1. Analysis of post-market data continues to demonstrate that DOACs are likely no more dangerous than warfarin.
2. Standard coagulation tests cannot be reliably used to identify DOAC activity or to indicate when emergent interventions or procedures can proceed without anticoagulation reversal.
3. Idarucizumab should be given to patients who are on dabigatran and present with life-threatening bleeding or emergent need for surgery.
4. Preliminary analysis of the ANNEXA-4 trial shows adnexanet alfa can rapidly and successfully decrease anti-factor Xa levels and produce effective hemostasis in patients on apixaban and rivaroxaban.
1. Granger CB, Alexander JH, McMurray JJ, et al. Apixaban versus warfarin in patients with atrial fibrillation.

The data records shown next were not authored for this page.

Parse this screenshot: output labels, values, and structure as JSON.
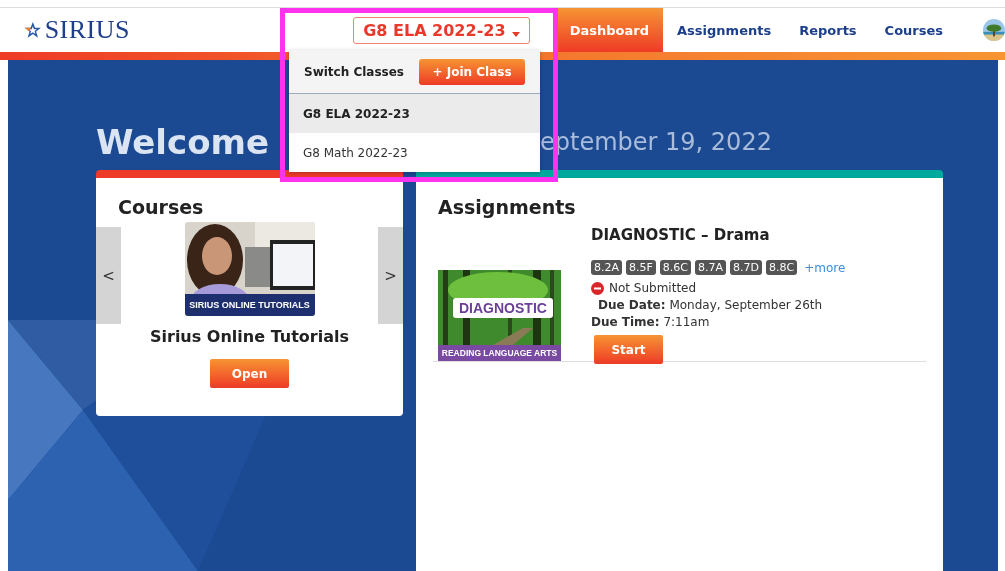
{
  "header": {
    "logo": "SIRIUS",
    "class_selector": "G8 ELA 2022-23",
    "nav": [
      {
        "label": "Dashboard",
        "selected": true
      },
      {
        "label": "Assignments",
        "selected": false
      },
      {
        "label": "Reports",
        "selected": false
      },
      {
        "label": "Courses",
        "selected": false
      }
    ]
  },
  "class_menu": {
    "title": "Switch Classes",
    "join_button": "+ Join Class",
    "classes": [
      {
        "label": "G8 ELA 2022-23",
        "selected": true
      },
      {
        "label": "G8 Math 2022-23",
        "selected": false
      }
    ]
  },
  "welcome": {
    "greeting": "Welcome",
    "date": "eptember 19, 2022"
  },
  "courses": {
    "title": "Courses",
    "prev": "<",
    "next": ">",
    "course": {
      "thumbnail_caption": "SIRIUS ONLINE TUTORIALS",
      "name": "Sirius Online Tutorials",
      "button": "Open"
    }
  },
  "assignments": {
    "title": "Assignments",
    "items": [
      {
        "title": "DIAGNOSTIC – Drama",
        "thumbnail_label": "DIAGNOSTIC",
        "thumbnail_caption": "READING LANGUAGE ARTS",
        "standards": [
          "8.2A",
          "8.5F",
          "8.6C",
          "8.7A",
          "8.7D",
          "8.8C"
        ],
        "more": "+more",
        "status": "Not Submitted",
        "due_date_label": "Due Date:",
        "due_date": "Monday, September 26th",
        "due_time_label": "Due Time:",
        "due_time": "7:11am",
        "button": "Start"
      }
    ]
  }
}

N Engl J Med. 2011; 365(11):981-982.
2. Patel MR, Mahaffey KW, Garg J, et al. Rivaroxaban versus Warfarin in Nonvalvular Atrial Fibrillation. N Engl J Med. 2011; 365(10):883-891.
3. Connolly SJ, Ezekowitz MD, Yusuf S, et al. Dabigatran versus warfarin in patients with atrial fibrillation. N Engl J Med. 2009; 361(12):1139-51.
4. Guigliano RP, Ruff CT, Braunwald E, et al. Edoxaban versus warfarin in patients with atrial fibrillation. N Engl J Med. 2013; 369(22):2093-2104.
5. Tummala R, Kavtaradze A, Gupta A, et al. Specific antidotes against direct oral anticoagulants: A comprehensive review of clinical trials data. Int J Cardiol. 2016; 214:292-8.